PROBLEM STATEMENT | Look through the lines below; wherever the word "насадження" appears, copy that line.

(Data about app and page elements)
*** Block opens ***

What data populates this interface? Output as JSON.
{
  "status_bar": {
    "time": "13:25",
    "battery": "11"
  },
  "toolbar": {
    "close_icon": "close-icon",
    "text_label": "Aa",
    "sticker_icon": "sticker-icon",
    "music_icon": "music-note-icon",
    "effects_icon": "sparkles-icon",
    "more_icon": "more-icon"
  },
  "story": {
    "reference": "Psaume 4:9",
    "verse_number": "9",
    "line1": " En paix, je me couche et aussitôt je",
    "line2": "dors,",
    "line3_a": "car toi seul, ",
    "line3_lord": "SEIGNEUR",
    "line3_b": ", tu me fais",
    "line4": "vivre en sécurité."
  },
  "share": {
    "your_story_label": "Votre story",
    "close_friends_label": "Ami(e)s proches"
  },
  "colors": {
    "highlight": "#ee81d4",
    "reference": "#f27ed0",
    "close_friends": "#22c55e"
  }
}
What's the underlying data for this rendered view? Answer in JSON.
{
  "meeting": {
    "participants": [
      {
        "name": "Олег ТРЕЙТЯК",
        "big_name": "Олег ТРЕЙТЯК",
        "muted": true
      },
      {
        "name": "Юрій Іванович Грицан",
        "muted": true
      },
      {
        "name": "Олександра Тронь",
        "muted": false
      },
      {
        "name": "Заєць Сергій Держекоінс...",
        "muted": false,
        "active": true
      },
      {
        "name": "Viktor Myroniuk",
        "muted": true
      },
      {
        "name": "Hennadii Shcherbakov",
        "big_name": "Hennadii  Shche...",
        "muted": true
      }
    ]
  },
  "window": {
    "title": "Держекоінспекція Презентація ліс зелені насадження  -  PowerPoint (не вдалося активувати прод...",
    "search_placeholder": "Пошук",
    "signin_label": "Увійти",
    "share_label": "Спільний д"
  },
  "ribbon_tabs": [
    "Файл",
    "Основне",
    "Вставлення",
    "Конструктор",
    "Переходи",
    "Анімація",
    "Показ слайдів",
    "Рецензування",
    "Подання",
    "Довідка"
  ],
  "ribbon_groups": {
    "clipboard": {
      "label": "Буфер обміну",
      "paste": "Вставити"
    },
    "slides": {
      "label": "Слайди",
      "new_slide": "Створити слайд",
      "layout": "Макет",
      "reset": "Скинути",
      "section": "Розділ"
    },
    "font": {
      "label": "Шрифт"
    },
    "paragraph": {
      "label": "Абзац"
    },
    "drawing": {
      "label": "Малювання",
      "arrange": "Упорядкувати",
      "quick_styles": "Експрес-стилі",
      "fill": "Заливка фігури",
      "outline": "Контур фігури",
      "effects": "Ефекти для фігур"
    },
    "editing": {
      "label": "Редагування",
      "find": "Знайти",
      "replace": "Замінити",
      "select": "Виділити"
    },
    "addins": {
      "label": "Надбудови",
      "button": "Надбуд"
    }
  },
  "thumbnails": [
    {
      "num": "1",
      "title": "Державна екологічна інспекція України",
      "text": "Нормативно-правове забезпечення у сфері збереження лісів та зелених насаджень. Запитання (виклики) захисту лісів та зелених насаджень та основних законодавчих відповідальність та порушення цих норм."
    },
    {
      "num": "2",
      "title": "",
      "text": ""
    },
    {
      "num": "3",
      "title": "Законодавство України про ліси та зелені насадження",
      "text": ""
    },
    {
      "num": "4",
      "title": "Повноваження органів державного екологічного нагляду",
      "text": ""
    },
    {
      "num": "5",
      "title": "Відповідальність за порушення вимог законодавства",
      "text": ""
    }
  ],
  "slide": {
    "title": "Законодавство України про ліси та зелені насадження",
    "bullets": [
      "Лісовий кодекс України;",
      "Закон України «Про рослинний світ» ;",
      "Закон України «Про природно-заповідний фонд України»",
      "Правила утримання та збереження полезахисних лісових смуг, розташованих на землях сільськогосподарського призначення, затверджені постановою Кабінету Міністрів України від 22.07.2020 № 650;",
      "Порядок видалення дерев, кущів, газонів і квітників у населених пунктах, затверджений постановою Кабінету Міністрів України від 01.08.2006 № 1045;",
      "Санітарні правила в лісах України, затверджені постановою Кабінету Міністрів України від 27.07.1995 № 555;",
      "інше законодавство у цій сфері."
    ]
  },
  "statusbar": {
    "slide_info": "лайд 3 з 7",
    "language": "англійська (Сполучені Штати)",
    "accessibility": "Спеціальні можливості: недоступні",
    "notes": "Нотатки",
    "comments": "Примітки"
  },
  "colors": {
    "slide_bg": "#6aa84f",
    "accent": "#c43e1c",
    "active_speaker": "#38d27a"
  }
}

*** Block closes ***

SOLUTION |
    "title": "Держекоінспекція Презентація ліс зелені насадження  -  PowerPoint (не вдалося активувати прод...",
      "title": "Законодавство України про ліси та зелені насадження",
    "title": "Законодавство України про ліси та зелені насадження",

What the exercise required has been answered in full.